A Field in England
Directed by: Ben Wheatley
Written by: Amy Jump and Ben Wheatley (screenplay)
Starring: Michael Smiley, Reece Shearsmith, Julian Barratt and Peter Ferdinando

Ben Wheatley’s A Field in England is, at once, the most exciting and the most perplexing film that he has made so far. That is saying quite a lot. It is a period piece set during the 17th-Century, while England is in the midst of a Civil War, but defining it as a “period piece” seems almost crude. It is so far removed from the films often associated with that stuffy genre, residing much closer to the mystical movies helmed by Spanish director Alejandro Jodorowsky. It is a cult film in the making, with its pleasures largely derived from the sheer mind-trip opacity of the direction—the film, much like Wheatley’s other work, takes us in one direction and then throws us in another.

Whitehead (Reece Shearsmith) is an alchemist’s assistant who meets up with three other travelers after fleeing his master during battle. The travelers—Cutler (Ryan Pope), Jacob (Peter Ferdinando), and Friend (Richard Glover)—are on a search for the nearest ale-house. Eventually, however, the group comes across a sinister man named O’Neil (Michael Smiley), who holds them captive and forces them to find a treasure in the eponymous field.

The twist in all of this is that the field is full of hallucinogenic mushrooms, and O’Neil uses them to control the men while they dig. The plot, at least in writing, seems relatively easy to grasp, but Wheatley adds an excess of psychedelic flourishes to keep the viewers in as much of a daze as the characters.


The film can be obscure to the point of bewilderment, but that is mainly why it works. Wheatley, just like in his masterpiece Kill List, does not expect the audience to connect every dot together. The joy to be had while watching this is to simply ride along with Wheatley, even if some of the ideas will remain locked inside the director’s mind. It is enough, in this case, to enjoy the pure auteur vision at work.

And what a vision it is—the film is shot in gorgeously lush black and white and contains some of the most impressive and understated effects seen in any recent film.
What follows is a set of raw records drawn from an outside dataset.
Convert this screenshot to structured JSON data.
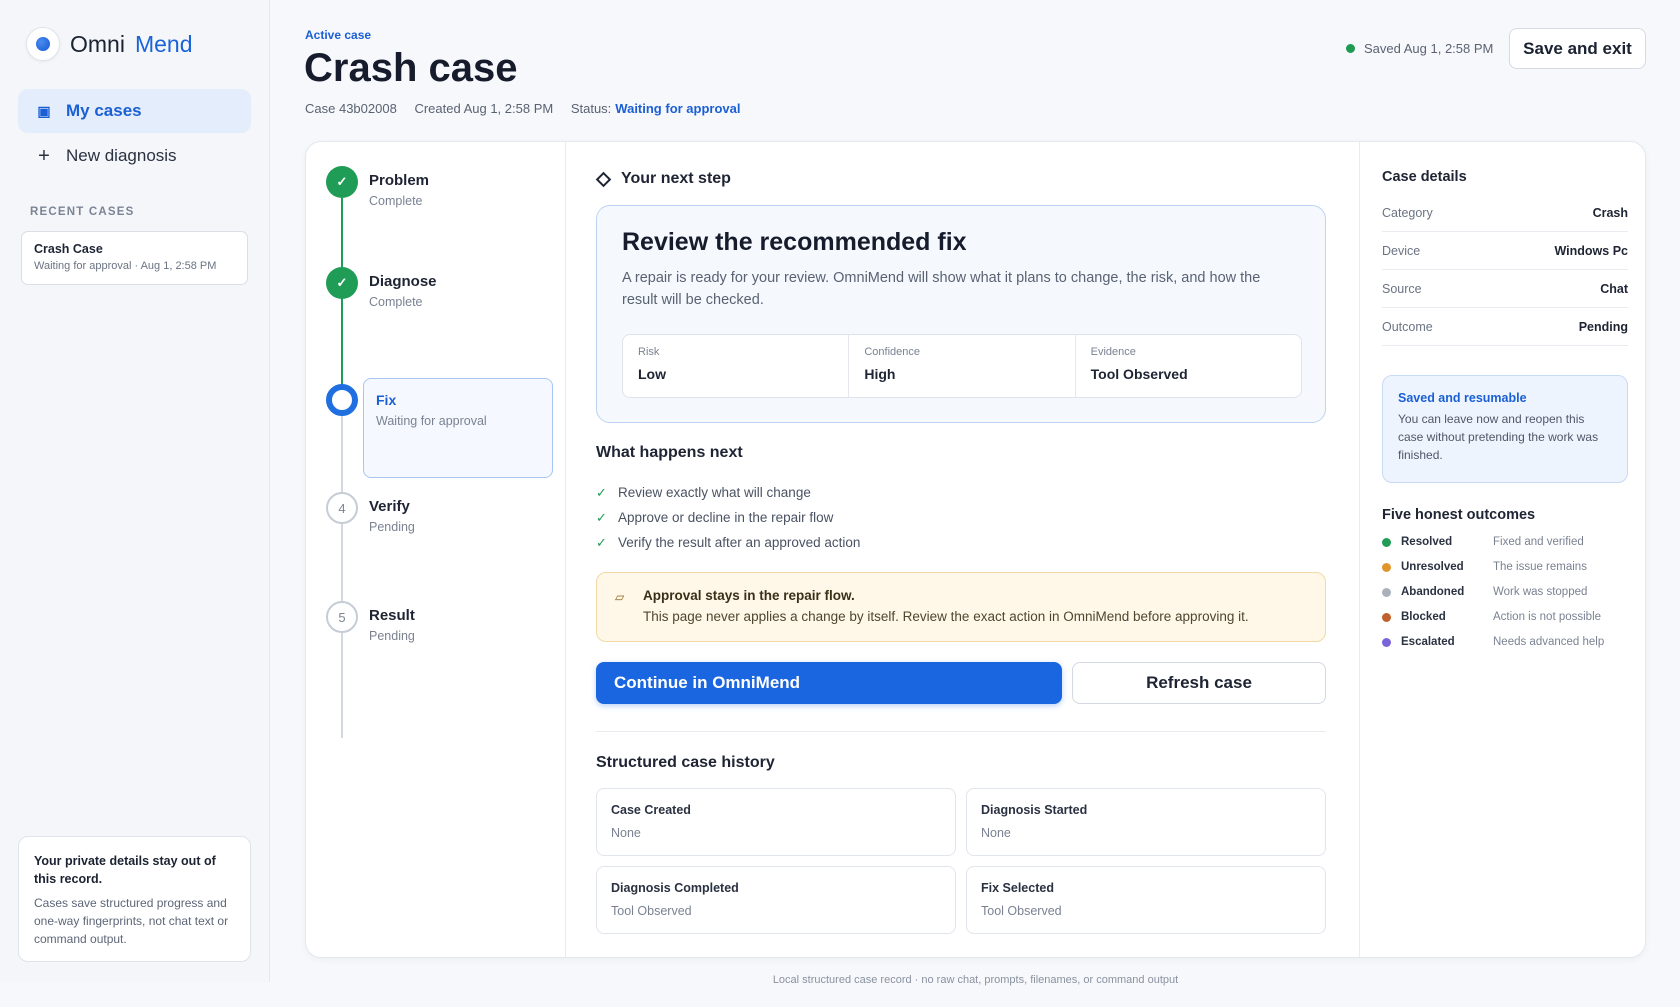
{
  "brand": {
    "name_a": "Omni",
    "name_b": "Mend"
  },
  "nav": [
    {
      "label": "My cases",
      "icon": "folder-icon",
      "active": true
    },
    {
      "label": "New diagnosis",
      "icon": "plus-icon",
      "active": false
    }
  ],
  "recent": {
    "label": "RECENT CASES",
    "items": [
      {
        "title": "Crash Case",
        "sub": "Waiting for approval · Aug 1, 2:58 PM"
      }
    ]
  },
  "privacy": {
    "title": "Your private details stay out of this record.",
    "text": "Cases save structured progress and one-way fingerprints, not chat text or command output."
  },
  "header": {
    "eyebrow": "Active case",
    "title": "Crash case",
    "case_id": "Case 43b02008",
    "created": "Created Aug 1, 2:58 PM",
    "status_label": "Status:",
    "status": "Waiting for approval",
    "saved": "Saved Aug 1, 2:58 PM",
    "save_exit": "Save and exit",
    "saved_color": "#1e9a53"
  },
  "steps": [
    {
      "title": "Problem",
      "sub": "Complete",
      "state": "done",
      "mark": "✓"
    },
    {
      "title": "Diagnose",
      "sub": "Complete",
      "state": "done",
      "mark": "✓"
    },
    {
      "title": "Fix",
      "sub": "Waiting for approval",
      "state": "current",
      "mark": ""
    },
    {
      "title": "Verify",
      "sub": "Pending",
      "state": "pending",
      "mark": "4"
    },
    {
      "title": "Result",
      "sub": "Pending",
      "state": "pending",
      "mark": "5"
    }
  ],
  "next_step": {
    "label": "Your next step",
    "heading": "Review the recommended fix",
    "text": "A repair is ready for your review. OmniMend will show what it plans to change, the risk, and how the result will be checked.",
    "metrics": [
      {
        "label": "Risk",
        "value": "Low"
      },
      {
        "label": "Confidence",
        "value": "High"
      },
      {
        "label": "Evidence",
        "value": "Tool Observed"
      }
    ]
  },
  "what_next": {
    "title": "What happens next",
    "items": [
      "Review exactly what will change",
      "Approve or decline in the repair flow",
      "Verify the result after an approved action"
    ]
  },
  "approval": {
    "title": "Approval stays in the repair flow.",
    "text": "This page never applies a change by itself. Review the exact action in OmniMend before approving it."
  },
  "actions": {
    "primary": "Continue in OmniMend",
    "secondary": "Refresh case"
  },
  "history": {
    "title": "Structured case history",
    "items": [
      {
        "title": "Case Created",
        "value": "None"
      },
      {
        "title": "Diagnosis Started",
        "value": "None"
      },
      {
        "title": "Diagnosis Completed",
        "value": "Tool Observed"
      },
      {
        "title": "Fix Selected",
        "value": "Tool Observed"
      }
    ]
  },
  "details": {
    "title": "Case details",
    "rows": [
      {
        "key": "Category",
        "value": "Crash"
      },
      {
        "key": "Device",
        "value": "Windows Pc"
      },
      {
        "key": "Source",
        "value": "Chat"
      },
      {
        "key": "Outcome",
        "value": "Pending"
      }
    ]
  },
  "resumable": {
    "title": "Saved and resumable",
    "text": "You can leave now and reopen this case without pretending the work was finished."
  },
  "outcomes": {
    "title": "Five honest outcomes",
    "items": [
      {
        "name": "Resolved",
        "desc": "Fixed and verified",
        "color": "#1f9c55"
      },
      {
        "name": "Unresolved",
        "desc": "The issue remains",
        "color": "#e0952a"
      },
      {
        "name": "Abandoned",
        "desc": "Work was stopped",
        "color": "#aab1bd"
      },
      {
        "name": "Blocked",
        "desc": "Action is not possible",
        "color": "#c0602c"
      },
      {
        "name": "Escalated",
        "desc": "Needs advanced help",
        "color": "#7b64d8"
      }
    ]
  },
  "footer": "Local structured case record · no raw chat, prompts, filenames, or command output"
}
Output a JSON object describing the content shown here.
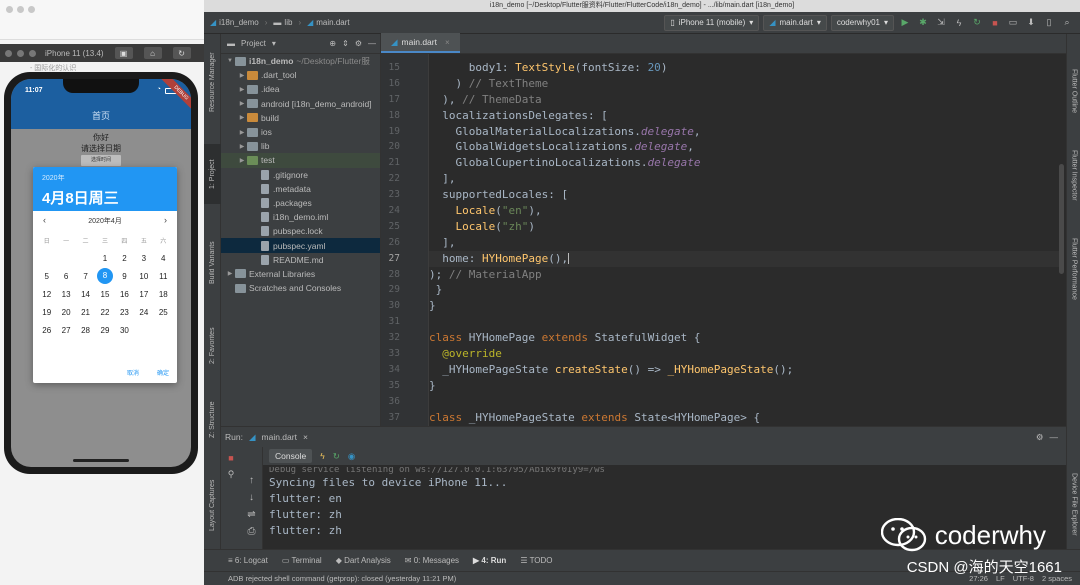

From the sun slowly being blotched out into black, to the plot halting at random in order for the characters to hold poses that convey their psychological states, to the flurry of whirling and spinning editing that washes over the screen during the men’s mushroom trip (which, surely, has to rank as one of the most impressive drug sequences of all time).

Wheatley uses more classical techniques in his editing, which is part of the reason his film looks like nothing else out there right now. The visual aspects of this film are simply stunning. That is not, however, to be flippant about the metaphysical aspirations at play here. This is a film with a dark heart beating at the center, and its concern with human nature is part of what lifts above standard midnight-movie fare.

This keeps in line with all of Wheatley’s work, which is too frequently reduced down to violence and incomprehensibility by critics. The point of Wheatley’s work, if there is an overarching one, is to use his, clearly vast, knowledge of genre films to explore the outer limits of these films and their relation to audience expectations. “Kill List” is a hitman film, but it isn’t just a hitman film, just as “Sightseers” isn’t just a comedy and “A Field in England” isn’t just a period piece. They are all very dark and visceral exercises in movie subversion and have a whole lot to say about humanity. Dismissing Wheatley as a director who solely relies on violence and confusion would also be dismissing an important and major talent.

Grade: B+

Editor’s note: As you may have noticed from the byline, we are excited to add Sam Tunningley to our writing team with this post.  He will be contributing reviews and other posts occasionally.  You can read more about him on the Writers page.